(Entries taken from a collection)
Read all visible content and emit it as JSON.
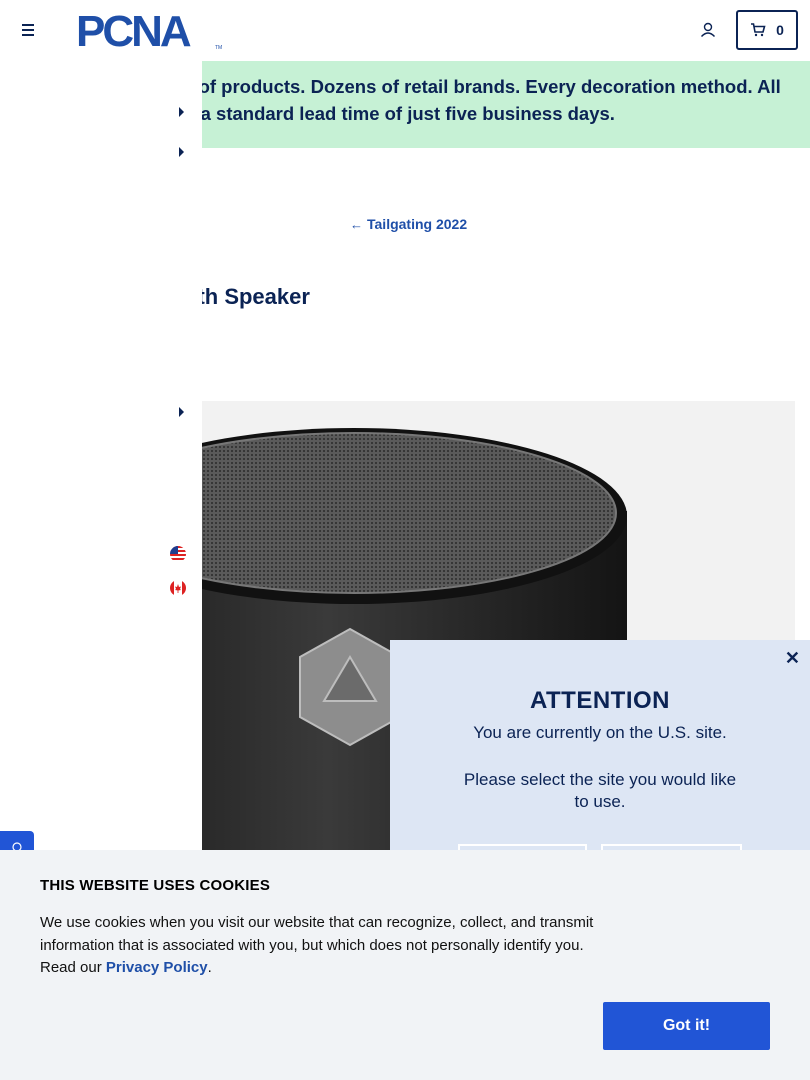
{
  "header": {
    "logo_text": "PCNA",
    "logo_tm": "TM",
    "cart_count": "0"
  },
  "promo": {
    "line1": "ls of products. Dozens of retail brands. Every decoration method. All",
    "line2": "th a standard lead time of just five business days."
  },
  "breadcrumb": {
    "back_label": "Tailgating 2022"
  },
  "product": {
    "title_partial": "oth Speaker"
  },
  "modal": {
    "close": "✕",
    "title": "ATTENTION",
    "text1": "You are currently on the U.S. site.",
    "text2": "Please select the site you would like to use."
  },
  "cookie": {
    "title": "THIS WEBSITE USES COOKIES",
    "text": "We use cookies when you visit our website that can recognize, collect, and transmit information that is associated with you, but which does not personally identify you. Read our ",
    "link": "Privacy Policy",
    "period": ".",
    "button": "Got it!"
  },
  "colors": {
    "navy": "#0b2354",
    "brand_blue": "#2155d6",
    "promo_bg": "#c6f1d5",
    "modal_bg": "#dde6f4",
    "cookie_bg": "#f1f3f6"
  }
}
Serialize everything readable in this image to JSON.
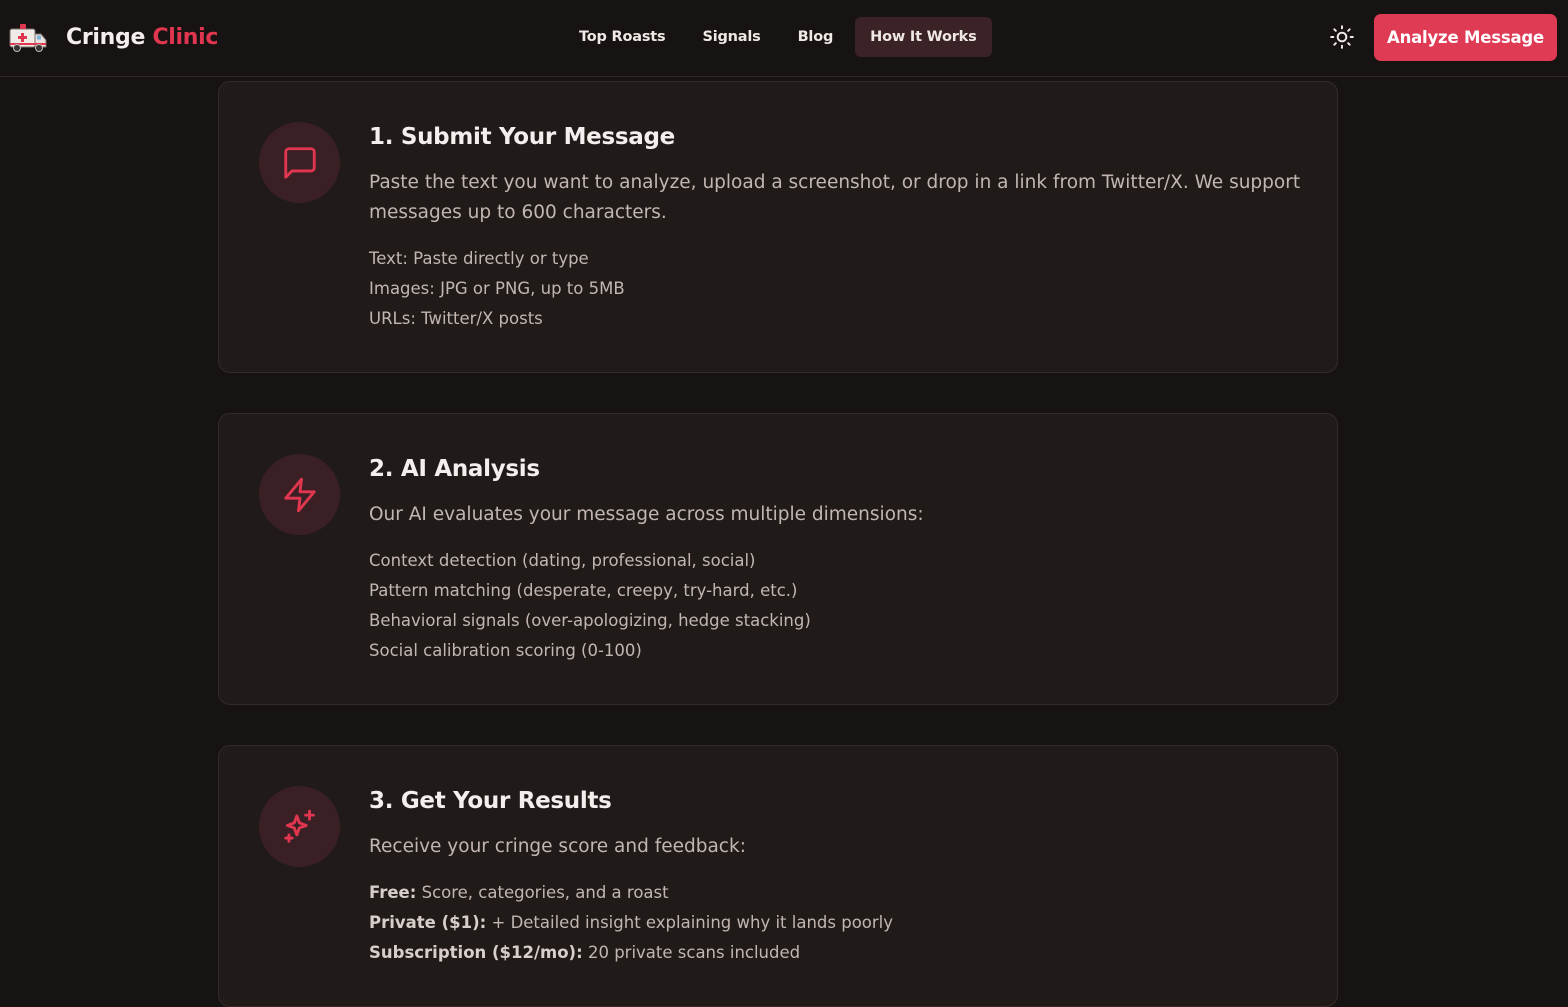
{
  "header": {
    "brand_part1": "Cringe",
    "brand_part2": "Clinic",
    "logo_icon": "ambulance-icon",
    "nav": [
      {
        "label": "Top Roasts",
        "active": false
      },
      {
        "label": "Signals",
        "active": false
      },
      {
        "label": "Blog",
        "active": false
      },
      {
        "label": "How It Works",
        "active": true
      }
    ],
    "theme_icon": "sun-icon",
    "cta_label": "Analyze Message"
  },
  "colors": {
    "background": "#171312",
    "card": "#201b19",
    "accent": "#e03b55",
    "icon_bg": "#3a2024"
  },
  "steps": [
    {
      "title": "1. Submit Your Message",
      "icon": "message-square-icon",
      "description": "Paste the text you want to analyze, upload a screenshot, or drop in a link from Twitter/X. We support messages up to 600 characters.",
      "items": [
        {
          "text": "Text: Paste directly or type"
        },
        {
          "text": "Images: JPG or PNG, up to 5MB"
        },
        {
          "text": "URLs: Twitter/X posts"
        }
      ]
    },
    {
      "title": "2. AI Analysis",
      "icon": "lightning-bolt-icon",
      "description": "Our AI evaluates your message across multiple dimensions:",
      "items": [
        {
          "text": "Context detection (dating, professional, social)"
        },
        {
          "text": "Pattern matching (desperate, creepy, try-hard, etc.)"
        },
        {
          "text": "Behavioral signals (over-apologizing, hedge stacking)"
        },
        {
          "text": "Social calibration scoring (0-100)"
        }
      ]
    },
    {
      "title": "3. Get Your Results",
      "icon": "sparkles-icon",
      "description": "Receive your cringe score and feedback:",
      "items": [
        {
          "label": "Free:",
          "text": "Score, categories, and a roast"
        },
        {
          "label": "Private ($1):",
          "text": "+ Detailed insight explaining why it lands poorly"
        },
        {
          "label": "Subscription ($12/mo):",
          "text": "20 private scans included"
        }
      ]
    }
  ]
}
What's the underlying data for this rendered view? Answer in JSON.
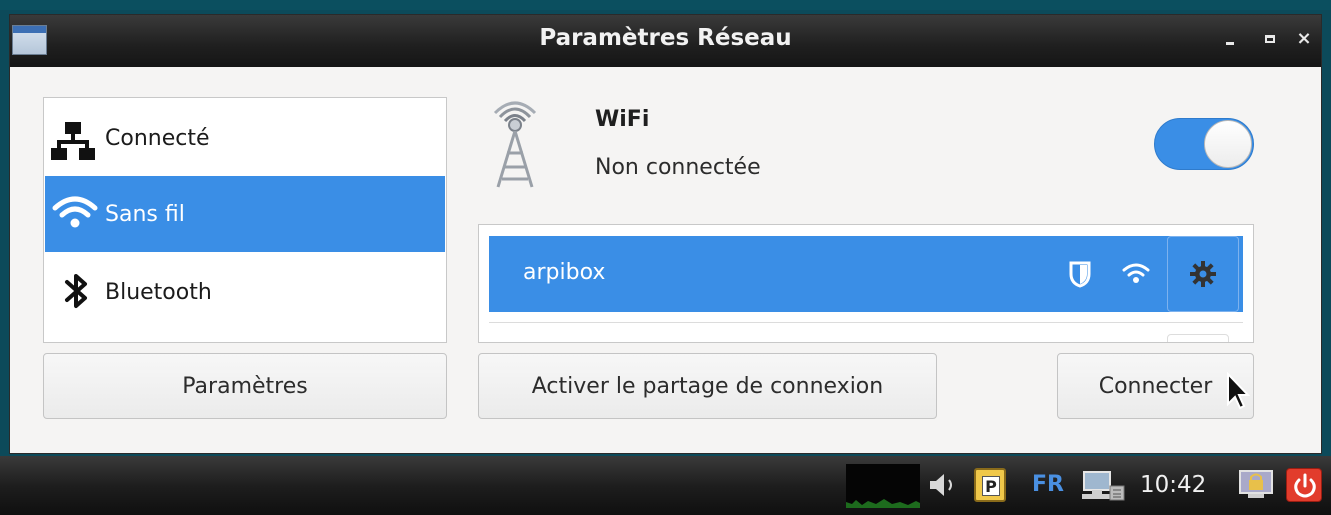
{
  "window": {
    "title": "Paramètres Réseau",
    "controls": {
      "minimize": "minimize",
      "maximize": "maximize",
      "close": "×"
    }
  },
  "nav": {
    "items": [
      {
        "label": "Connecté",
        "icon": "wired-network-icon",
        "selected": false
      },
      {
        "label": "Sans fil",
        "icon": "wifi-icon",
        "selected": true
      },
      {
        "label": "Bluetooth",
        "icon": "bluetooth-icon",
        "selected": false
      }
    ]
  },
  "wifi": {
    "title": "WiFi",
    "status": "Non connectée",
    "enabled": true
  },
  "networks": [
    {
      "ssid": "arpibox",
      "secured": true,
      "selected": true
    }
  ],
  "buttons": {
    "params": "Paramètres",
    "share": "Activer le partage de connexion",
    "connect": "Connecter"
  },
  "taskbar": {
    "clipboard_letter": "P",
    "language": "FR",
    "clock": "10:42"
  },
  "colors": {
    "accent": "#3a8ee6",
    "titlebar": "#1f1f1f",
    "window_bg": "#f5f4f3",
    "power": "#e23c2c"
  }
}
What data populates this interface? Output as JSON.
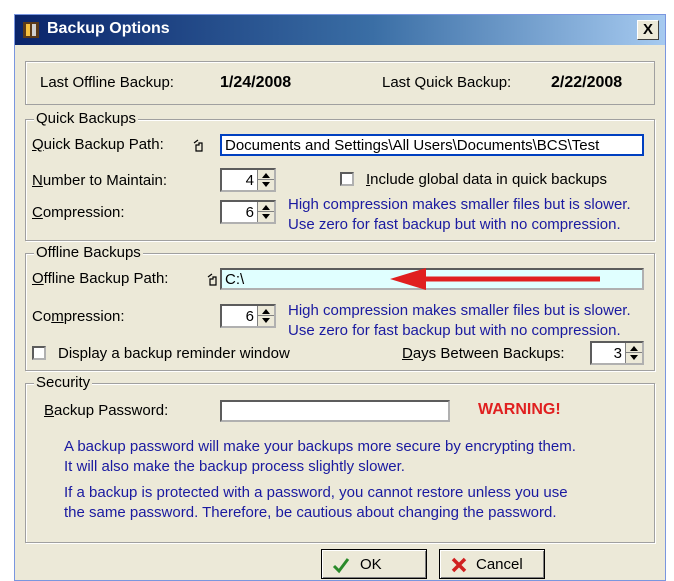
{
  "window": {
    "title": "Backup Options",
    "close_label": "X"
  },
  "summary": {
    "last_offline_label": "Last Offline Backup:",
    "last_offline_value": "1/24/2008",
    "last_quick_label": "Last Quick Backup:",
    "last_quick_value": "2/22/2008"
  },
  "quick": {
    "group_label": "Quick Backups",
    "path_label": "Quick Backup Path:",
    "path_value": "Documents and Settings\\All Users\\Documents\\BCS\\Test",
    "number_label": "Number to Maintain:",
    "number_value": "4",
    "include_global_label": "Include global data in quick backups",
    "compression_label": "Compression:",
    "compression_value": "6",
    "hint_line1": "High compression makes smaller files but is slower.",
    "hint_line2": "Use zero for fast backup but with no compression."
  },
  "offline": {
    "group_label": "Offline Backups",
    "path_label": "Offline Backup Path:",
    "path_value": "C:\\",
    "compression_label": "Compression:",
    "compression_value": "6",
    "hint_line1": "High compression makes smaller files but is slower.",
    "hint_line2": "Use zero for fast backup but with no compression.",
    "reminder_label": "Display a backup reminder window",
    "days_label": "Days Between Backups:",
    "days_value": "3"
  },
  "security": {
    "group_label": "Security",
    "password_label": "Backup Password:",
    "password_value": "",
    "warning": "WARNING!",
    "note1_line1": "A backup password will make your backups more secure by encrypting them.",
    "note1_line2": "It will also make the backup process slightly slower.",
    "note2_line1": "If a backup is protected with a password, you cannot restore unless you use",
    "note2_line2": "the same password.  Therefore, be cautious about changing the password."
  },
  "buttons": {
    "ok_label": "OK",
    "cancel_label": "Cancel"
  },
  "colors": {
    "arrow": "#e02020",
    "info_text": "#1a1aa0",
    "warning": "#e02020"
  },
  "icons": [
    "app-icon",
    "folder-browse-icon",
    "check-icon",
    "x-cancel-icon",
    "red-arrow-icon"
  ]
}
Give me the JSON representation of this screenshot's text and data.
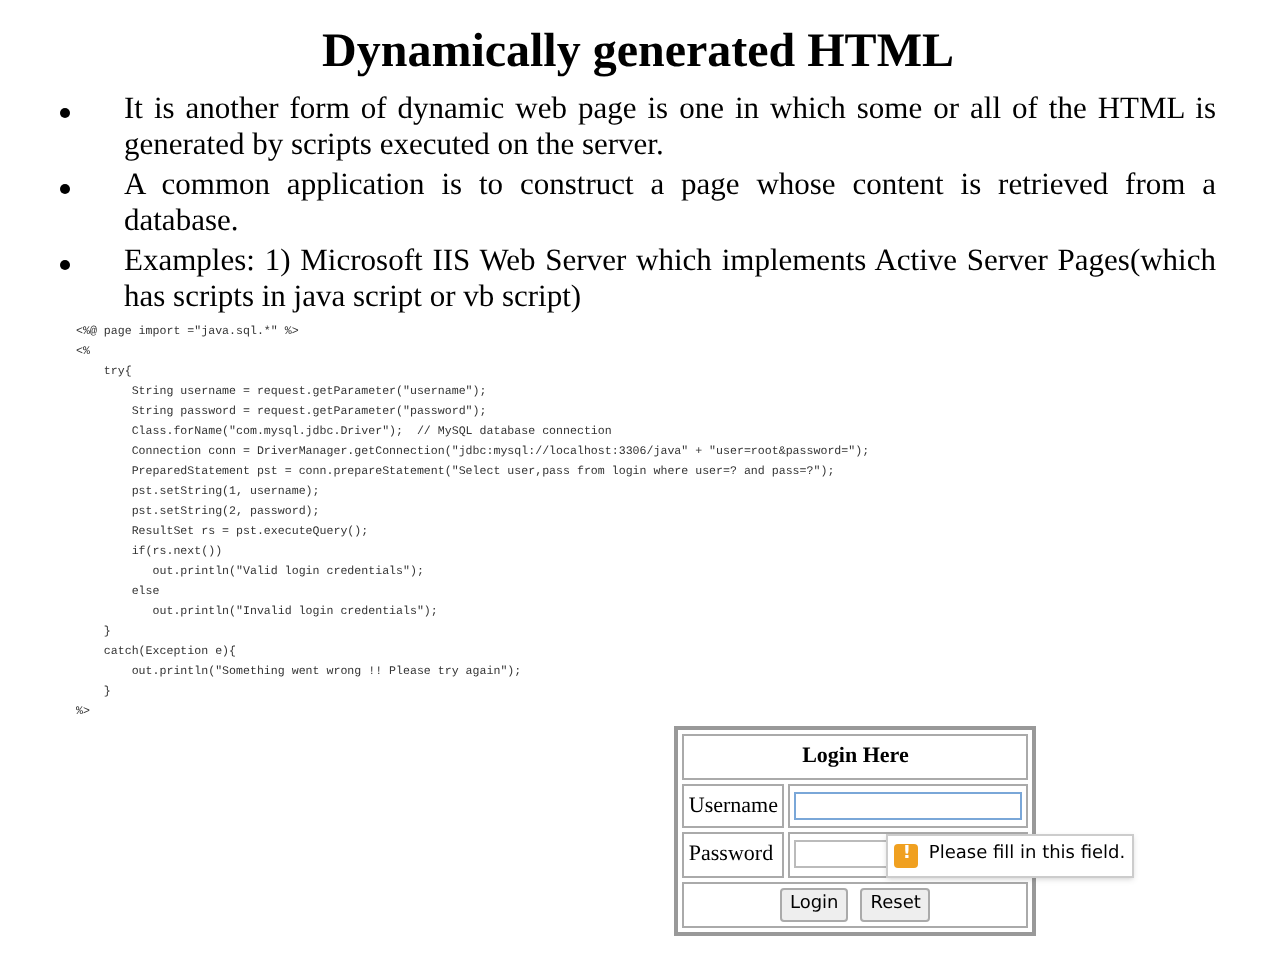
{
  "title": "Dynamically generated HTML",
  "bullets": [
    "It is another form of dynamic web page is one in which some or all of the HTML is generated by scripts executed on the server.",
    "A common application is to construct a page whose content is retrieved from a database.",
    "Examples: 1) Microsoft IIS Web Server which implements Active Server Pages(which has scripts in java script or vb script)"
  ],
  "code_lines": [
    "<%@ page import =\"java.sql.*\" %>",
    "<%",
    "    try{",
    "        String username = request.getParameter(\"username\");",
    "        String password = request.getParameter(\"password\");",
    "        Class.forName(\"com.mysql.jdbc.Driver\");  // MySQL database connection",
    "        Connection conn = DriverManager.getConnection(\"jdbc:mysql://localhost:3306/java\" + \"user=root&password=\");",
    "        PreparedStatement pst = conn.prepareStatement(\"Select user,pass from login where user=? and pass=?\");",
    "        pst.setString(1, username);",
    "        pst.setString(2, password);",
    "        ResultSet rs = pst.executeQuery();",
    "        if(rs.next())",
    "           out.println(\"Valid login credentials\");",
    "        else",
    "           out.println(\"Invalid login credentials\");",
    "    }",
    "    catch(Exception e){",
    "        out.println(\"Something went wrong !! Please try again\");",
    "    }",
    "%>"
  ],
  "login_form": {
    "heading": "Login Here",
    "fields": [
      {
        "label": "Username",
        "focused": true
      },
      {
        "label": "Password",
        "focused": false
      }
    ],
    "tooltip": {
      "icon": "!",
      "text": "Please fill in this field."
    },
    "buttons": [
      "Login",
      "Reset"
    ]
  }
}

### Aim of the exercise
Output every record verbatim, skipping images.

### Solution
Read all visible content and emit it as JSON.
{
  "header": {
    "logo_text": "PCNA",
    "logo_tm": "TM",
    "cart_count": "0"
  },
  "promo": {
    "line1": "ls of products. Dozens of retail brands. Every decoration method. All",
    "line2": "th a standard lead time of just five business days."
  },
  "breadcrumb": {
    "back_label": "Tailgating 2022"
  },
  "product": {
    "title_partial": "oth Speaker"
  },
  "modal": {
    "close": "✕",
    "title": "ATTENTION",
    "text1": "You are currently on the U.S. site.",
    "text2": "Please select the site you would like to use."
  },
  "cookie": {
    "title": "THIS WEBSITE USES COOKIES",
    "text": "We use cookies when you visit our website that can recognize, collect, and transmit information that is associated with you, but which does not personally identify you. Read our ",
    "link": "Privacy Policy",
    "period": ".",
    "button": "Got it!"
  },
  "colors": {
    "navy": "#0b2354",
    "brand_blue": "#2155d6",
    "promo_bg": "#c6f1d5",
    "modal_bg": "#dde6f4",
    "cookie_bg": "#f1f3f6"
  }
}
Serialize everything readable in this image to JSON.
{
  "header": {
    "brand_part1": "Cringe",
    "brand_part2": "Clinic",
    "logo_icon": "ambulance-icon",
    "nav": [
      {
        "label": "Top Roasts",
        "active": false
      },
      {
        "label": "Signals",
        "active": false
      },
      {
        "label": "Blog",
        "active": false
      },
      {
        "label": "How It Works",
        "active": true
      }
    ],
    "theme_icon": "sun-icon",
    "cta_label": "Analyze Message"
  },
  "colors": {
    "background": "#171312",
    "card": "#201b19",
    "accent": "#e03b55",
    "icon_bg": "#3a2024"
  },
  "steps": [
    {
      "title": "1. Submit Your Message",
      "icon": "message-square-icon",
      "description": "Paste the text you want to analyze, upload a screenshot, or drop in a link from Twitter/X. We support messages up to 600 characters.",
      "items": [
        {
          "text": "Text: Paste directly or type"
        },
        {
          "text": "Images: JPG or PNG, up to 5MB"
        },
        {
          "text": "URLs: Twitter/X posts"
        }
      ]
    },
    {
      "title": "2. AI Analysis",
      "icon": "lightning-bolt-icon",
      "description": "Our AI evaluates your message across multiple dimensions:",
      "items": [
        {
          "text": "Context detection (dating, professional, social)"
        },
        {
          "text": "Pattern matching (desperate, creepy, try-hard, etc.)"
        },
        {
          "text": "Behavioral signals (over-apologizing, hedge stacking)"
        },
        {
          "text": "Social calibration scoring (0-100)"
        }
      ]
    },
    {
      "title": "3. Get Your Results",
      "icon": "sparkles-icon",
      "description": "Receive your cringe score and feedback:",
      "items": [
        {
          "label": "Free:",
          "text": "Score, categories, and a roast"
        },
        {
          "label": "Private ($1):",
          "text": "+ Detailed insight explaining why it lands poorly"
        },
        {
          "label": "Subscription ($12/mo):",
          "text": "20 private scans included"
        }
      ]
    }
  ]
}
What's the underlying data for this rendered view? Answer in JSON.
{
  "window": {
    "title": "Paramètres Réseau",
    "controls": {
      "minimize": "minimize",
      "maximize": "maximize",
      "close": "×"
    }
  },
  "nav": {
    "items": [
      {
        "label": "Connecté",
        "icon": "wired-network-icon",
        "selected": false
      },
      {
        "label": "Sans fil",
        "icon": "wifi-icon",
        "selected": true
      },
      {
        "label": "Bluetooth",
        "icon": "bluetooth-icon",
        "selected": false
      }
    ]
  },
  "wifi": {
    "title": "WiFi",
    "status": "Non connectée",
    "enabled": true
  },
  "networks": [
    {
      "ssid": "arpibox",
      "secured": true,
      "selected": true
    }
  ],
  "buttons": {
    "params": "Paramètres",
    "share": "Activer le partage de connexion",
    "connect": "Connecter"
  },
  "taskbar": {
    "clipboard_letter": "P",
    "language": "FR",
    "clock": "10:42"
  },
  "colors": {
    "accent": "#3a8ee6",
    "titlebar": "#1f1f1f",
    "window_bg": "#f5f4f3",
    "power": "#e23c2c"
  }
}
What data populates this interface? Output as JSON.
{
  "window": {
    "title": "Backup Options",
    "close_label": "X"
  },
  "summary": {
    "last_offline_label": "Last Offline Backup:",
    "last_offline_value": "1/24/2008",
    "last_quick_label": "Last Quick Backup:",
    "last_quick_value": "2/22/2008"
  },
  "quick": {
    "group_label": "Quick Backups",
    "path_label": "Quick Backup Path:",
    "path_value": "Documents and Settings\\All Users\\Documents\\BCS\\Test",
    "number_label": "Number to Maintain:",
    "number_value": "4",
    "include_global_label": "Include global data in quick backups",
    "compression_label": "Compression:",
    "compression_value": "6",
    "hint_line1": "High compression makes smaller files but is slower.",
    "hint_line2": "Use zero for fast backup but with no compression."
  },
  "offline": {
    "group_label": "Offline Backups",
    "path_label": "Offline Backup Path:",
    "path_value": "C:\\",
    "compression_label": "Compression:",
    "compression_value": "6",
    "hint_line1": "High compression makes smaller files but is slower.",
    "hint_line2": "Use zero for fast backup but with no compression.",
    "reminder_label": "Display a backup reminder window",
    "days_label": "Days Between Backups:",
    "days_value": "3"
  },
  "security": {
    "group_label": "Security",
    "password_label": "Backup Password:",
    "password_value": "",
    "warning": "WARNING!",
    "note1_line1": "A backup password will make your backups more secure by encrypting them.",
    "note1_line2": "It will also make the backup process slightly slower.",
    "note2_line1": "If a backup is protected with a password, you cannot restore unless you use",
    "note2_line2": "the same password.  Therefore, be cautious about changing the password."
  },
  "buttons": {
    "ok_label": "OK",
    "cancel_label": "Cancel"
  },
  "colors": {
    "arrow": "#e02020",
    "info_text": "#1a1aa0",
    "warning": "#e02020"
  },
  "icons": [
    "app-icon",
    "folder-browse-icon",
    "check-icon",
    "x-cancel-icon",
    "red-arrow-icon"
  ]
}
Give me the JSON representation of this screenshot's text and data.
{
  "title": "Dynamically generated HTML",
  "bullets": [
    "It is another form of dynamic web page is one in which some or all of the HTML is generated by scripts executed on the server.",
    "A common application is to construct a page whose content is retrieved from a database.",
    "Examples: 1) Microsoft IIS Web Server which implements Active Server Pages(which has scripts in java script or vb script)"
  ],
  "code_lines": [
    "<%@ page import =\"java.sql.*\" %>",
    "<%",
    "    try{",
    "        String username = request.getParameter(\"username\");",
    "        String password = request.getParameter(\"password\");",
    "        Class.forName(\"com.mysql.jdbc.Driver\");  // MySQL database connection",
    "        Connection conn = DriverManager.getConnection(\"jdbc:mysql://localhost:3306/java\" + \"user=root&password=\");",
    "        PreparedStatement pst = conn.prepareStatement(\"Select user,pass from login where user=? and pass=?\");",
    "        pst.setString(1, username);",
    "        pst.setString(2, password);",
    "        ResultSet rs = pst.executeQuery();",
    "        if(rs.next())",
    "           out.println(\"Valid login credentials\");",
    "        else",
    "           out.println(\"Invalid login credentials\");",
    "    }",
    "    catch(Exception e){",
    "        out.println(\"Something went wrong !! Please try again\");",
    "    }",
    "%>"
  ],
  "login_form": {
    "heading": "Login Here",
    "fields": [
      {
        "label": "Username",
        "focused": true
      },
      {
        "label": "Password",
        "focused": false
      }
    ],
    "tooltip": {
      "icon": "!",
      "text": "Please fill in this field."
    },
    "buttons": [
      "Login",
      "Reset"
    ]
  }
}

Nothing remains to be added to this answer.